Critics of these outreach initiatives, such as Mike Huckabee, have been accused of ignorance. However, the contents of Muslim prayers and teachings about Isa, the Islamic Jesus, give reasonable grounds for churches to reject such arrangements.
A prominent element in Islamic daily prayers is the recitation of Al-Fatihah (the Opening), the first chapter of the Koran. Often described as a blessing, Al-Fatihah has a sting in its tail. After introductory praises, the final sentence of Al-Fatihah is a request for guidance “in the straight path” of Allah’s blessed ones, not the path “of those against whom You are wrathful, nor of those who are astray.”
Who are the ones who are said to be under Allah’s wrath or to have gone astray from his straight path? According to the revered commentator Ibn Kathir, Muhammad himself gave the answer: “Those who have earned the anger are the Jews, and those who are led astray are the Christians.”
Al-Fatihah is as central to Islamic devotion as the Lord’s Prayer is to Christians: It is recited at least 17 times a day as part of daily Muslim prayers. Yet according to Muhammad himself, this prayer, which is on the lips of every pious Muslim day and night, castigates Christians as misguided and Jews as objects of Allah’s wrath.
Another good reason for churches not to host Muslim worship, paradoxically, is their veneration of Isa, the Islamic Jesus.
Muslims venerate Jesus, but as a Muslim prophet. In the pages of the Koran, the disciples of the Muslim Jesus declare, “We are Muslims” (Sura 5:111). The Islamic Jesus is not the Christian Son of God, the divine suffering Savior who died on the cross for the sins of the world.
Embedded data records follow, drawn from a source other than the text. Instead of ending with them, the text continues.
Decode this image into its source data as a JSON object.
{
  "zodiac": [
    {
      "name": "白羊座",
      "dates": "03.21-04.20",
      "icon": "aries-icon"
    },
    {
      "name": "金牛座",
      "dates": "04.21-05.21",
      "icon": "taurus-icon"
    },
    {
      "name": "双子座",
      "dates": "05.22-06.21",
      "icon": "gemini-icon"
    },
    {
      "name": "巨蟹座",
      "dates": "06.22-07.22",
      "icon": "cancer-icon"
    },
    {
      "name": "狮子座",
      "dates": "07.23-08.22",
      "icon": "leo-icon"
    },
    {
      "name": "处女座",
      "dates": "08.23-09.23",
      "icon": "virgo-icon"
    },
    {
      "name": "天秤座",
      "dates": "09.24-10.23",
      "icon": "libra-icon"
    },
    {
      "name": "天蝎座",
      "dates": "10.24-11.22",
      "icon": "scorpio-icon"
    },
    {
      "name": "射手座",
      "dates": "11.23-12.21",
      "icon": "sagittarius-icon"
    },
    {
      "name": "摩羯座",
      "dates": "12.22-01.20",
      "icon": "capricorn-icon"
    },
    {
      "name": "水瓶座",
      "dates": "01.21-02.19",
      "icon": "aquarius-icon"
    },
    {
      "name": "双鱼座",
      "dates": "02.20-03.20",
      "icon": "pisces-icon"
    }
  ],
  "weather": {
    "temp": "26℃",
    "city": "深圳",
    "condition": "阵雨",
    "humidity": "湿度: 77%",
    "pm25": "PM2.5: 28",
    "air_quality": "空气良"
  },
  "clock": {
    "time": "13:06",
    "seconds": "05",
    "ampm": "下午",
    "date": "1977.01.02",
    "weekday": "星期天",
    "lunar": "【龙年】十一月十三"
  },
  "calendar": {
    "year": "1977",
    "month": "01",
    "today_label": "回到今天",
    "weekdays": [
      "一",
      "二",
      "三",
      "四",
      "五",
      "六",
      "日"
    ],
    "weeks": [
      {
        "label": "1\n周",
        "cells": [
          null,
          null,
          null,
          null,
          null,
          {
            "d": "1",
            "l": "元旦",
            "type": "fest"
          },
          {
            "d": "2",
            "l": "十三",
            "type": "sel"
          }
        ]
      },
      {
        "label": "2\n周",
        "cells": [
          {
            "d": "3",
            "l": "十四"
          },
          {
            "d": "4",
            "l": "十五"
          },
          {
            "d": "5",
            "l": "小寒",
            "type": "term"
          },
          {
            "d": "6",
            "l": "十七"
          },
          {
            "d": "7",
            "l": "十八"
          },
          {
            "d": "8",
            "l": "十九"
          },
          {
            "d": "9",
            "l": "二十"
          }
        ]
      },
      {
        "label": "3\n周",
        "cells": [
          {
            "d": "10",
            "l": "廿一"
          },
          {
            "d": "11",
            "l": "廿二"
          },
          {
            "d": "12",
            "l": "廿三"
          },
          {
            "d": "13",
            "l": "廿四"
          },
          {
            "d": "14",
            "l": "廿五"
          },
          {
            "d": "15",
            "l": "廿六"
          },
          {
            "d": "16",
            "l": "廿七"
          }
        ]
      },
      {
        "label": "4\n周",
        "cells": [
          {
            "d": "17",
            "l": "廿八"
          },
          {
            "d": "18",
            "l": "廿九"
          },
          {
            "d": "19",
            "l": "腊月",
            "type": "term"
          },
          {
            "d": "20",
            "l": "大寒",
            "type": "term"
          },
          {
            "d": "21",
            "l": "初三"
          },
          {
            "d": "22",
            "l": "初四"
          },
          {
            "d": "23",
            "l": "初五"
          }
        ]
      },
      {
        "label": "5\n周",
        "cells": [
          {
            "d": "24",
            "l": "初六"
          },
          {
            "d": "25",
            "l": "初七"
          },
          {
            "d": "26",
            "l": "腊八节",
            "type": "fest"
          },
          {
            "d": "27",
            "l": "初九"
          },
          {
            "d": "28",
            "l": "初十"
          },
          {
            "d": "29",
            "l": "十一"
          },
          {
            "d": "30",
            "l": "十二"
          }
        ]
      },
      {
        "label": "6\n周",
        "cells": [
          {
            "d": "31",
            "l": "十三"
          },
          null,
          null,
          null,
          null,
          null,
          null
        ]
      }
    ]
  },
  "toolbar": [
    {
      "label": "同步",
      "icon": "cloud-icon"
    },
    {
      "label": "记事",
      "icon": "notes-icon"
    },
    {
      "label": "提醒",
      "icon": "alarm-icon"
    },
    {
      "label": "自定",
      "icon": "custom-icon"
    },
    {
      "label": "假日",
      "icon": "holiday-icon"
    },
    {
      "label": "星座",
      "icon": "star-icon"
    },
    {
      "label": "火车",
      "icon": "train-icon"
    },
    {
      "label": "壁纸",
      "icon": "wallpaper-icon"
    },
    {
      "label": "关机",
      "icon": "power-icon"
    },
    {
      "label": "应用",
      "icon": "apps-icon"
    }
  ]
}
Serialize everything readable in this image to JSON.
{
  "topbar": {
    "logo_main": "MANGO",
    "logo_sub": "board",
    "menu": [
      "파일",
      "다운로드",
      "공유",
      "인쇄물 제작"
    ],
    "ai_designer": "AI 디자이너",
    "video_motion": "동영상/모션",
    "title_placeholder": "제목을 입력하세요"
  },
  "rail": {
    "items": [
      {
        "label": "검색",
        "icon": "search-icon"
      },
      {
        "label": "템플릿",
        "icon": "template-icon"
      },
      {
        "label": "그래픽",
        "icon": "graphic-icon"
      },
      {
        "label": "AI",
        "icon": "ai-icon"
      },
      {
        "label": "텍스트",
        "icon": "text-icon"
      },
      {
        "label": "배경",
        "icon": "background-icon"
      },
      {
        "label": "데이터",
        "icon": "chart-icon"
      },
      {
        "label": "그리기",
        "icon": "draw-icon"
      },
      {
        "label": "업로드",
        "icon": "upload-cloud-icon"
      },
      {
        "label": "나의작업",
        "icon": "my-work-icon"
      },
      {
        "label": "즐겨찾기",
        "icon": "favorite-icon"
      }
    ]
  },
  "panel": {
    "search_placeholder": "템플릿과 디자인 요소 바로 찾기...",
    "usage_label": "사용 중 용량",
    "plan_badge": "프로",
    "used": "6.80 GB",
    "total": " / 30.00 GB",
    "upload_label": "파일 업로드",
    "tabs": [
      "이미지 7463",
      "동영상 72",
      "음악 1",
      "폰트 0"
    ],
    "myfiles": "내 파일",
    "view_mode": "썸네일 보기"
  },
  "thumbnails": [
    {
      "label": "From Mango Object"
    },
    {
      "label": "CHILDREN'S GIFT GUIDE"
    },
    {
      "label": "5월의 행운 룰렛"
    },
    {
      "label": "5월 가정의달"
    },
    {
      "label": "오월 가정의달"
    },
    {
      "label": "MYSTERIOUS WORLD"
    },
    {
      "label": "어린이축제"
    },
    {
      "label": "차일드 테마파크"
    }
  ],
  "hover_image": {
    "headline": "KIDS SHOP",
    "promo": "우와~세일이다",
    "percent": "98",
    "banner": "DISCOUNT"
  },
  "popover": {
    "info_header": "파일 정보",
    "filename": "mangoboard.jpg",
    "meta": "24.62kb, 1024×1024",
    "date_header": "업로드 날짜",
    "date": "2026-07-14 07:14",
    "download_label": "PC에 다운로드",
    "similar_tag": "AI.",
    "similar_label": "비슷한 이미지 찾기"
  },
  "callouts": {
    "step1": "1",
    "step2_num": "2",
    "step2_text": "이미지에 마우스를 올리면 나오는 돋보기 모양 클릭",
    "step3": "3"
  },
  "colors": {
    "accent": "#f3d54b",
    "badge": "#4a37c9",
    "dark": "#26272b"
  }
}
Certainly there are some similarities between Isa of the Koran and Jesus of the Gospels. The Koran calls Jesus “al-Masih” – the Messiah – and both figures are said to have been born of a virgin, to have performed miracles of healing and to have raised the dead. Yet here the similarities end. Isa of the Koran was not crucified and did not die but was raised up by Allah (Sura 4:157-158).
It is in Muhammad’s vision of the end times that the role of the Muslim Jesus comes into sharp focus. Muhammad taught that when Isa returns, he “will fight for the cause of Islam. He will break the cross, kill pigs, and abolish the poll tax. Allah will destroy all religions except Islam” (Sunan Abu Dawud 27:4310).
What does this saying mean? The cross is a symbol of Christianity. Breaking the cross means abolishing Christianity. According to Islamic law, the poll tax, or jizya, buys protection of the lives and property of Christians (and Jews). Abolishing this tax will mean that jihad will be restarted against Christians and no more protection shall be afforded to those who do not submit to Islam.
The Egyptian jurist Ahmad ibn Naqib stated in his compendium of Shariah, “The Reliance of the Traveller,” that the toleration of Christians living under Islamic law only applies “before the final descent of Jesus. … After his final coming, nothing but Islam will be accepted from them, for taking the poll tax is only effective until Jesus’ descent … for he will rule by the law of Muhammad … as a follower of our Prophet” (translation by Nuh Ha Mim Keller, pages 603-4).
In this end-times scenario, the Islamic Jesus becomes the ultimate destroyer of Christianity, when, by his sword, he compels all followers of the Christ of the Gospels to become Muslims and live in accordance with the Shariah of Muhammad.
Churches should not welcome into their buildings the veneration of Isa the Islamic Jesus, who, as a true Muslim, is intended to bring about the final, violent destruction of Christianity. By all means, let Christians show kindness to their Muslim neighbors, but the sentiments embedded in Islamic daily prayers, which curse Jews as the target of Allah’s wrath and Christians for going astray, can have no place in a Christian church – even if recited in the cadences of classical Arabic.
By Rev. Mark Durie, an Anglican priest and the author of Revelation: Do We Worship the Same God? and The Third Choice: Islam, Dhimmitude and Freedom.